In high school also, my coach introduced me to the idea of virtues: those good and stable habits that generally make you a good human being, a dependable worker, a loyal friend and cheerful colleague.
With this kind of background, you can imagine with what great interest then that in a talk I attended in a recollection not so long ago, I heard a quotation from none other than Pope Pius XII! Let me mention first that I was surprised that a whole Pope would be writing something on sports… I knew Pope St. John Paul II loved skiing and canoeing and I have to admit I found that very cool! Then I heard this quotation from Pope Pius and I was impressed!
“Sport, properly directed, develops character, makes a person courageous, a generous loser, and a gracious victor; it refines the senses, gives intellectual penetration, and steels the will to endurance. It is not merely a physical development then. Sport, rightly understood, is an occupation of the whole person, and while perfecting the body as an instrument of the mind, it also makes the mind itself a more refined instrument for the search and communication of truth…”
“…develops character…” I think I was fortunate – even blessed – that one of my coaches in high school was very clear that being called up to play in his team meant that he would make many hard and irritating demands on me, more than my own mentor in school and perhaps even more than my own parents.
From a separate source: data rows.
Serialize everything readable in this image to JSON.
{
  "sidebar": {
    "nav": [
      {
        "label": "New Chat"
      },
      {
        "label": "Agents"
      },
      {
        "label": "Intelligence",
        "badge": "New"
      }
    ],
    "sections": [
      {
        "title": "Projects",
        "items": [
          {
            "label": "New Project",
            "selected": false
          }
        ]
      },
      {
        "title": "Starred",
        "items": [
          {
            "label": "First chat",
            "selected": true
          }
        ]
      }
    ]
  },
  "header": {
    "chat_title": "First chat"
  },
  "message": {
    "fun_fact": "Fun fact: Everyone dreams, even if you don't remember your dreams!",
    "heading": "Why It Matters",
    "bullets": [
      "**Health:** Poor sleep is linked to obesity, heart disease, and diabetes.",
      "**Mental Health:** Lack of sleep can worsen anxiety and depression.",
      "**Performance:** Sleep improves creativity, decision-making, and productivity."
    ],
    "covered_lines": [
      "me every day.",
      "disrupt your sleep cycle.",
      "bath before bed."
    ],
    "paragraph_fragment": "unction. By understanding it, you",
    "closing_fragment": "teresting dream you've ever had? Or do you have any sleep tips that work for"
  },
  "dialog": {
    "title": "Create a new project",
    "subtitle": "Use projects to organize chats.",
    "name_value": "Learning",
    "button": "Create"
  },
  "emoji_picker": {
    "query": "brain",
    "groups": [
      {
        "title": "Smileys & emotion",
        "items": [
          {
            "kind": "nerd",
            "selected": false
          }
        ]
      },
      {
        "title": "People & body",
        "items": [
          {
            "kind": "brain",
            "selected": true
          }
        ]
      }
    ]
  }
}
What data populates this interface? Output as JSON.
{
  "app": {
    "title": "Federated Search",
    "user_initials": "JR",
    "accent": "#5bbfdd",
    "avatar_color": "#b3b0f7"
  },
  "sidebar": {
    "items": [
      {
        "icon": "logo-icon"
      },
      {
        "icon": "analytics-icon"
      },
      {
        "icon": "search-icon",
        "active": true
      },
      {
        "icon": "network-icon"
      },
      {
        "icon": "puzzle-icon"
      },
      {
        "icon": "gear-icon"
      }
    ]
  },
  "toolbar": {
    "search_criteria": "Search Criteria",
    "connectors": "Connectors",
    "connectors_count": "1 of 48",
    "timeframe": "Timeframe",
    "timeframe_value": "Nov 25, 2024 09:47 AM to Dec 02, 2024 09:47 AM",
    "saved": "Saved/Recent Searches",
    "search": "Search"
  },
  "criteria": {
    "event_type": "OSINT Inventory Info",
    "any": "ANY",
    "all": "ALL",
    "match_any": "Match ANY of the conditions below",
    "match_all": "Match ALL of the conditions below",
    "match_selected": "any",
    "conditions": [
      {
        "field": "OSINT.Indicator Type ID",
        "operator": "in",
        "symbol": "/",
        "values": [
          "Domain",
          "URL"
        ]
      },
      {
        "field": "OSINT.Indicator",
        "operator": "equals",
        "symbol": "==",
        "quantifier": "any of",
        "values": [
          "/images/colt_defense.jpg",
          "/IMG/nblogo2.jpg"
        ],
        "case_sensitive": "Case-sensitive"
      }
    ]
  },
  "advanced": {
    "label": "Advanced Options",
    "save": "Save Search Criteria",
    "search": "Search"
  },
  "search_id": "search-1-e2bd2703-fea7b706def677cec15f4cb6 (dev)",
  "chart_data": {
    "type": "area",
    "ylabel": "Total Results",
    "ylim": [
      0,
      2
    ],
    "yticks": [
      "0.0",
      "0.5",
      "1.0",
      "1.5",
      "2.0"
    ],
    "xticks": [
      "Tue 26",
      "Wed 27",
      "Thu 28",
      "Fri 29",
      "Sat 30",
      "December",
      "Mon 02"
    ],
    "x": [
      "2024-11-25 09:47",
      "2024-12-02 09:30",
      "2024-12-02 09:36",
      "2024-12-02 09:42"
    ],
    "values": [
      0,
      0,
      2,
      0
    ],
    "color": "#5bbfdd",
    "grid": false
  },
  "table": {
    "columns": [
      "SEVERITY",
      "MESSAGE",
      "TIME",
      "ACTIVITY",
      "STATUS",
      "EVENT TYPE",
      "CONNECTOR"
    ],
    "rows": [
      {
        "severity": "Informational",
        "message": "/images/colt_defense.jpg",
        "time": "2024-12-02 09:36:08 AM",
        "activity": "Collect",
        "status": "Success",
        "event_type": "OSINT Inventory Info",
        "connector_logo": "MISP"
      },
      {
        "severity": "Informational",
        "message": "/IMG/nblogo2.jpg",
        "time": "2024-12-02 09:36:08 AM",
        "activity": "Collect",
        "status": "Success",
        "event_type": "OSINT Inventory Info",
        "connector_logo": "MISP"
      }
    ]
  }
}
Playing for his team in his view was not just about skill and scores, but about the kind of person myself and all the other drafts would become. And sure enough, he would really push us physically in each training session and in the workouts he expected us to do on our own at home; in our general conduct in school and in our performance in our academic work. I thought this was all a joke until during the April holidays he had us report to school at 7am, run laps for 45min, freshen up, change and then study for 5 hours. After lunch we had training for 3 hours. That’s how serious he was as a coach. And my teammates and I quickly got the idea of the kind of men he expects on the pitch.
“…makes a person courageous…” The number of instances I’ve seen teammates and young sports men dig in for that extra kilogram of courage or fortitude to overlook some overwhelming pain or discomfort and focus on the matter at hand could compile a whole entire book! One coach from Eastlands College of Technology narrates of a Form 3 boy who broke his left hand in a tournament and he had to move around with the boy hopping from one hospital to another. Eventually at 8pm they landed at Kiambu Level 5 Hospital where they would charge 250,000/- for surgery! The boy simply could not afford that kind of money! So we opted to have the hand stretched manually – and painfully! – and cast it. We had to excuse his mother and pin him down during the operation… To cut the story short, a lot of fortitude was needed and the young man did not want his mum to see his weakness. He wants to go back to rugby and even more he is encouraging others who fear the sport and telling them of his experience.